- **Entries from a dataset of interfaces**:

▬▬▬▬▬▬

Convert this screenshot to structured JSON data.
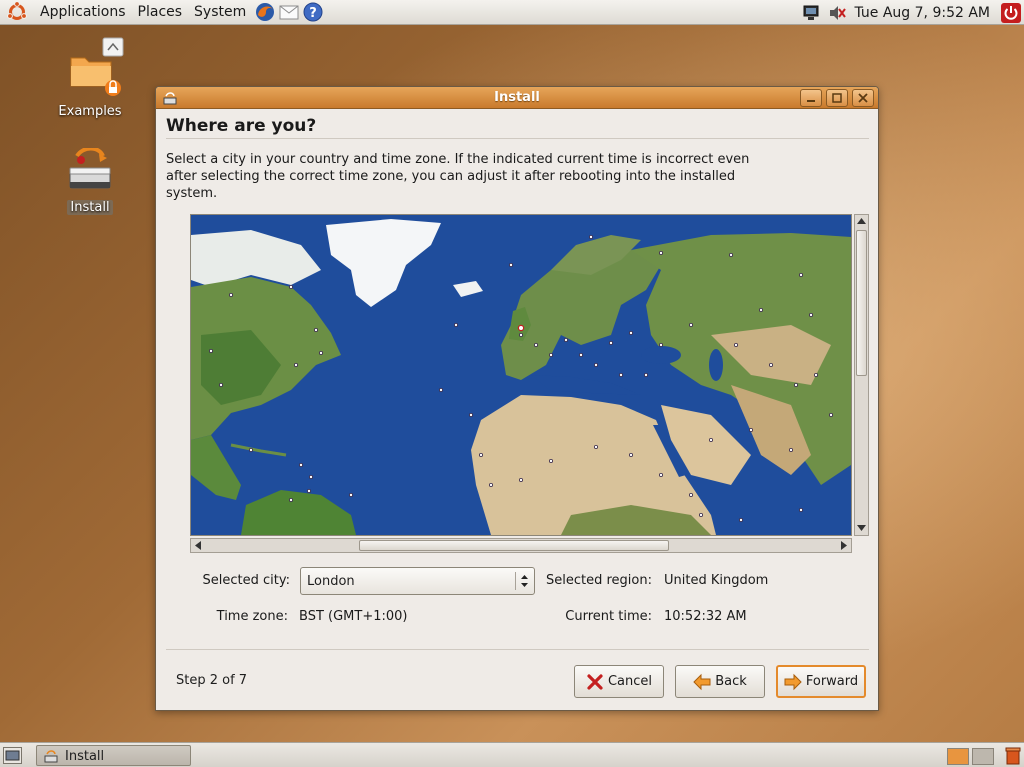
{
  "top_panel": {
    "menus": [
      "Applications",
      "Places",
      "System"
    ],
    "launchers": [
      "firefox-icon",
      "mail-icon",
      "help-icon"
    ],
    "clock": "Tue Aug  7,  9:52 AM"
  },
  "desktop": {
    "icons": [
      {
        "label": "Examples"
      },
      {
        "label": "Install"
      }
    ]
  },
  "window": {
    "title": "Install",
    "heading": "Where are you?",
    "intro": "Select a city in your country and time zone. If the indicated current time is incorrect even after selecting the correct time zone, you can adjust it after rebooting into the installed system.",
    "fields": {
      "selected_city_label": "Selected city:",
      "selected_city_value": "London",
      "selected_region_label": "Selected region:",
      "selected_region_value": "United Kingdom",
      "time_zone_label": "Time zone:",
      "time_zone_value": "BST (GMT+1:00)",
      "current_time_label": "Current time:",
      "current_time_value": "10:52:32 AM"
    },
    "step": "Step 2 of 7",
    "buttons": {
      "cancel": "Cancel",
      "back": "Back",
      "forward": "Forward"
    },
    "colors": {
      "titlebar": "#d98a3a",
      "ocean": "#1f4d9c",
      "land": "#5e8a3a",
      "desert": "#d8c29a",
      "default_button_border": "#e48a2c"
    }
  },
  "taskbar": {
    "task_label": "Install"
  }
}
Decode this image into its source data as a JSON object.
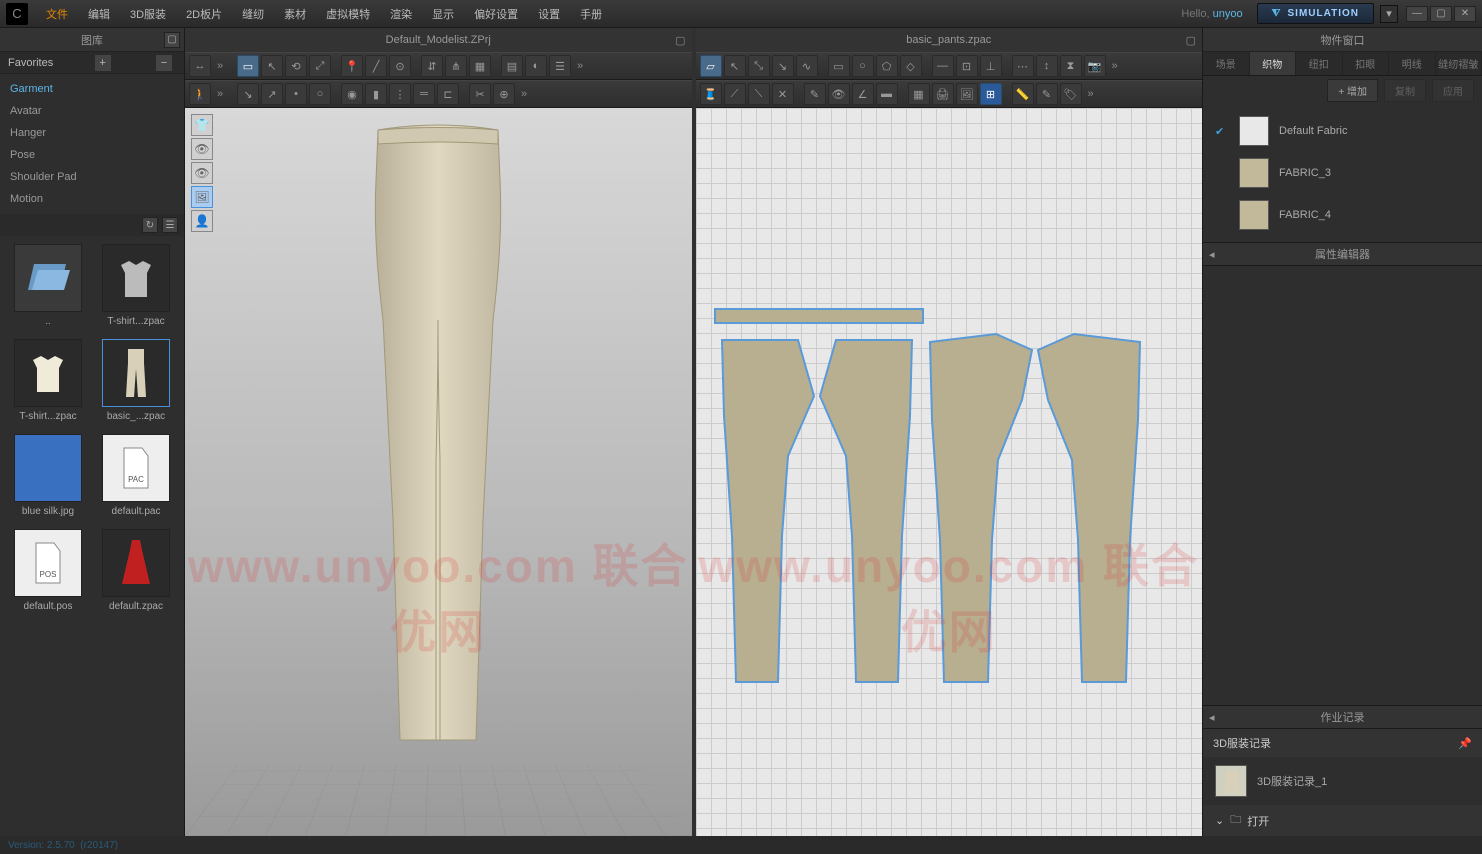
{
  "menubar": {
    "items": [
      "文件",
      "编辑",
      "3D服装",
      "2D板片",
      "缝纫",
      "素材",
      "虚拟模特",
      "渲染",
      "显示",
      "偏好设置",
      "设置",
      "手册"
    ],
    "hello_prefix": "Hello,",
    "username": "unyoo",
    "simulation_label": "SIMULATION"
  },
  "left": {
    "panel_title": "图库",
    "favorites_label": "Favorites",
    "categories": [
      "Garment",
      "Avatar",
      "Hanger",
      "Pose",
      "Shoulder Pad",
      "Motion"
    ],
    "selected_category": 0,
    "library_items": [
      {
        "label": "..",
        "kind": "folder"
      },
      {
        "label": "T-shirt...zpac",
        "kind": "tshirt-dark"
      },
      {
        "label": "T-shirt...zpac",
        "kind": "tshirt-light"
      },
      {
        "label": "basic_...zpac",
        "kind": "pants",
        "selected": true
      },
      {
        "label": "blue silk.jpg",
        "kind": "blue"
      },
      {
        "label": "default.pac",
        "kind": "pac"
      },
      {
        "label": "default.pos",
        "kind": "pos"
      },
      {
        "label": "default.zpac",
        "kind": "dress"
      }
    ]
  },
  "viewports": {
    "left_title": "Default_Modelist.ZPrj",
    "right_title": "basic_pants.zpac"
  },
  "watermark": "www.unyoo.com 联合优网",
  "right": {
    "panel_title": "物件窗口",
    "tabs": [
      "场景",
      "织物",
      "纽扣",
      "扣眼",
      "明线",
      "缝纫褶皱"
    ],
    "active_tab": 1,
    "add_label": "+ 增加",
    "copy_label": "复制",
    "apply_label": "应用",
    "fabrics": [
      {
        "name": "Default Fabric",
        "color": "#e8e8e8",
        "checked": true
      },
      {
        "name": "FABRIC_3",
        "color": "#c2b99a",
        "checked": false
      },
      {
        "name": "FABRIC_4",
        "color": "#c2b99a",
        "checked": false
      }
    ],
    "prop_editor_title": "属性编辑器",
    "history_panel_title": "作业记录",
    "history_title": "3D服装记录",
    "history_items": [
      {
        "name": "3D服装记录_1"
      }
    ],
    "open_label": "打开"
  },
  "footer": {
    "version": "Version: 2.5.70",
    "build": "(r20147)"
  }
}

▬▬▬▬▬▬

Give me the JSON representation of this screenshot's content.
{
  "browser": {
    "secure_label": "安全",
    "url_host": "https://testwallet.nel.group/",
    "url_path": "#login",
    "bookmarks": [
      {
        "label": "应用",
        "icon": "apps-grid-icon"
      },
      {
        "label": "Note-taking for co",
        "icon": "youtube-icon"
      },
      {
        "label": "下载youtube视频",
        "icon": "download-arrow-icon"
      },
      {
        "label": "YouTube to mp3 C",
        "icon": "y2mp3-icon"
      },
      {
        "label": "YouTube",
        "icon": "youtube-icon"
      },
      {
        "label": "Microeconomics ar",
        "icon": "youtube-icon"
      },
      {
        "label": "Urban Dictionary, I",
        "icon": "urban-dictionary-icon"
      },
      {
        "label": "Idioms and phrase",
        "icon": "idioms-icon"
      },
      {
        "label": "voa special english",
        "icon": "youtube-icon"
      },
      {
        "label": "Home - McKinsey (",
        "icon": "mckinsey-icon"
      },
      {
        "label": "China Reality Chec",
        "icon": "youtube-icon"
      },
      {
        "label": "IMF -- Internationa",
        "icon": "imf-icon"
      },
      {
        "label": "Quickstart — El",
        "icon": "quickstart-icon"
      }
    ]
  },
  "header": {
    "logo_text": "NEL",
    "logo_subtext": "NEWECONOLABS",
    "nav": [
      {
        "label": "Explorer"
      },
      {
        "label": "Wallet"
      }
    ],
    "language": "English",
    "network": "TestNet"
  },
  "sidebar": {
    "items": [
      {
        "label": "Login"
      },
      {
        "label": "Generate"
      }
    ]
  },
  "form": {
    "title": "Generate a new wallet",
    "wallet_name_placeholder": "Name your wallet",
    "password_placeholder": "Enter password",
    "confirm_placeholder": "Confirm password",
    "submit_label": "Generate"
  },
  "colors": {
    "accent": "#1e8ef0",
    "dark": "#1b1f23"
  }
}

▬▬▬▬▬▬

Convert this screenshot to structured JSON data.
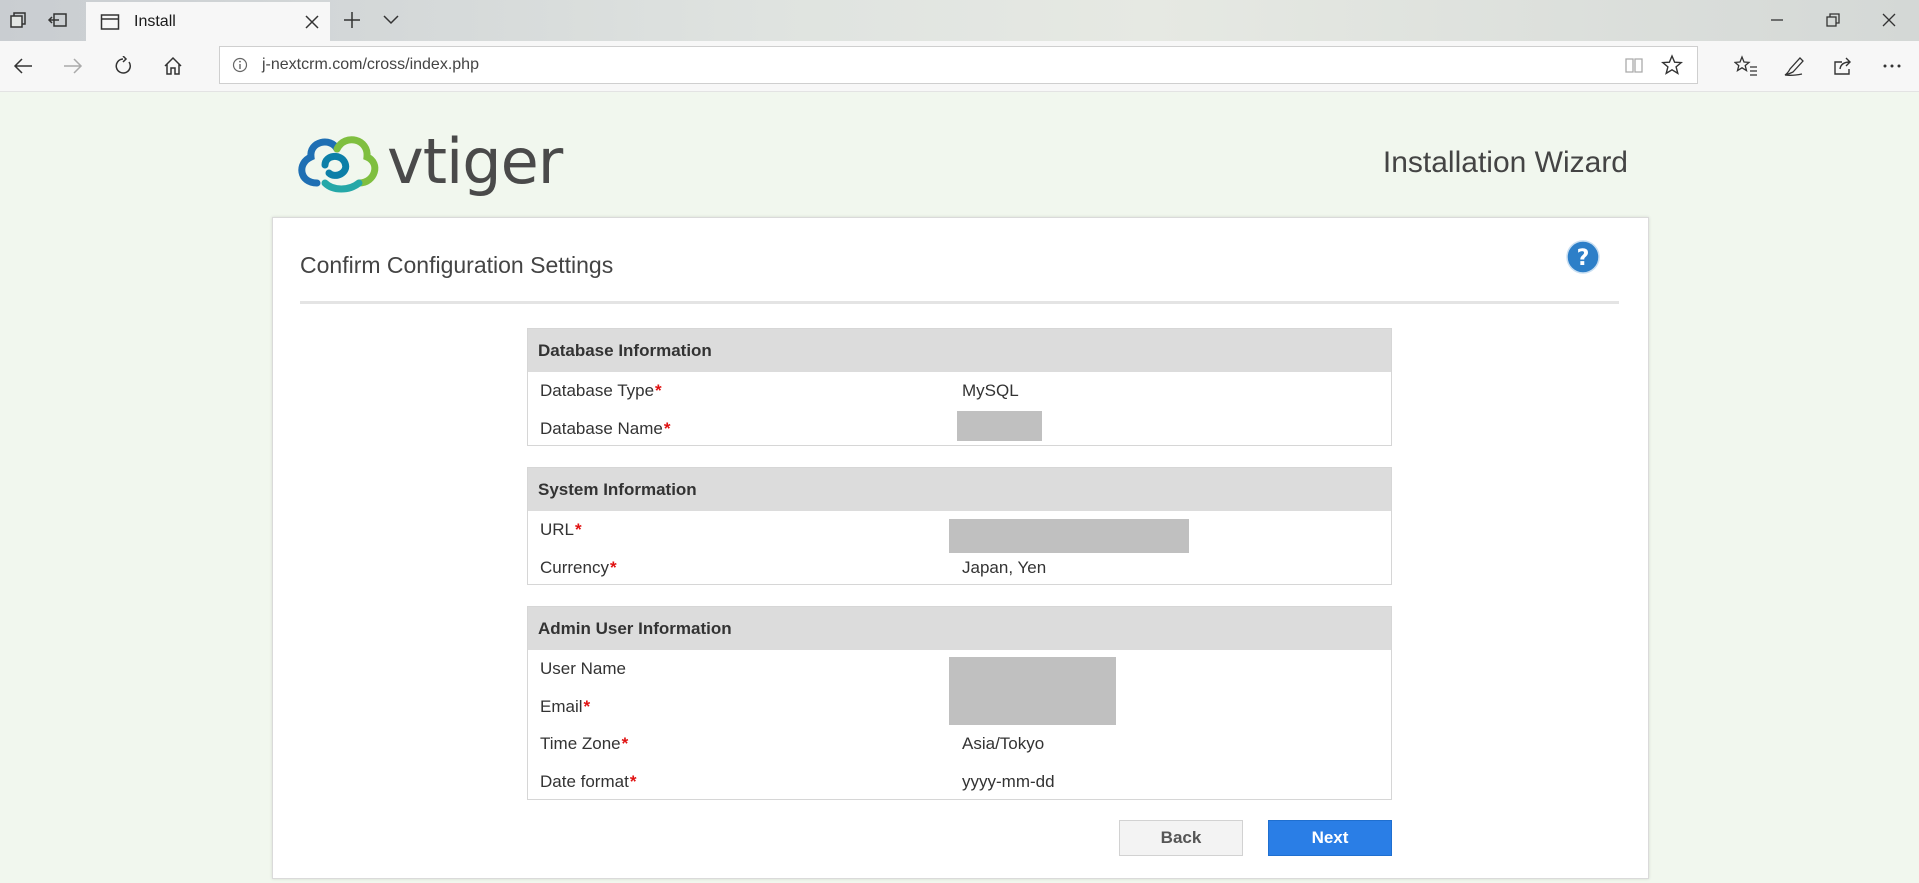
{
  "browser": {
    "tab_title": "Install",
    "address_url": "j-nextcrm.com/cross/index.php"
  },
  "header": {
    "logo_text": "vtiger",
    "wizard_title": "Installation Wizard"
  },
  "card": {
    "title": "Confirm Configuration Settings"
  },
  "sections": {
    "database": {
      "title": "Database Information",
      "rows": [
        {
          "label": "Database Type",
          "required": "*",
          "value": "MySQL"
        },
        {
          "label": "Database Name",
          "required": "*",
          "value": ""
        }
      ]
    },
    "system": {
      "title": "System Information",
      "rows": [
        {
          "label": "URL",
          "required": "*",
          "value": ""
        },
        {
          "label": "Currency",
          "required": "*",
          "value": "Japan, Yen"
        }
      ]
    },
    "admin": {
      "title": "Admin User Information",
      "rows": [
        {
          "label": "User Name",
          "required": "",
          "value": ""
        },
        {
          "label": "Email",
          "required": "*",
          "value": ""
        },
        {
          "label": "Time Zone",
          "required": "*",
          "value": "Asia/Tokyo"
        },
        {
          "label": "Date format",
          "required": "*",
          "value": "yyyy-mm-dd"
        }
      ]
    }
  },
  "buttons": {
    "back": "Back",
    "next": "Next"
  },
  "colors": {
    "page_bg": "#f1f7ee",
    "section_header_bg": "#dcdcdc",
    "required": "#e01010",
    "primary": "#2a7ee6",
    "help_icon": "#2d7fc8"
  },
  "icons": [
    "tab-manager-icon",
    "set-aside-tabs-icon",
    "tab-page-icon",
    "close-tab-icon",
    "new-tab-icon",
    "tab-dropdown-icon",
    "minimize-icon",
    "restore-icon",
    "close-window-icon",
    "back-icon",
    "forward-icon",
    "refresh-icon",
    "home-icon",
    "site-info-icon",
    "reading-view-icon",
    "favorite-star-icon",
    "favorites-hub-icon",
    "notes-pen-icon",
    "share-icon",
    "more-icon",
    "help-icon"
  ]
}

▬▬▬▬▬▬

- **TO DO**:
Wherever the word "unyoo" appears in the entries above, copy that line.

- **OUTPUT BELOW**:
    "username": "unyoo",
  "watermark": "www.unyoo.com 联合优网",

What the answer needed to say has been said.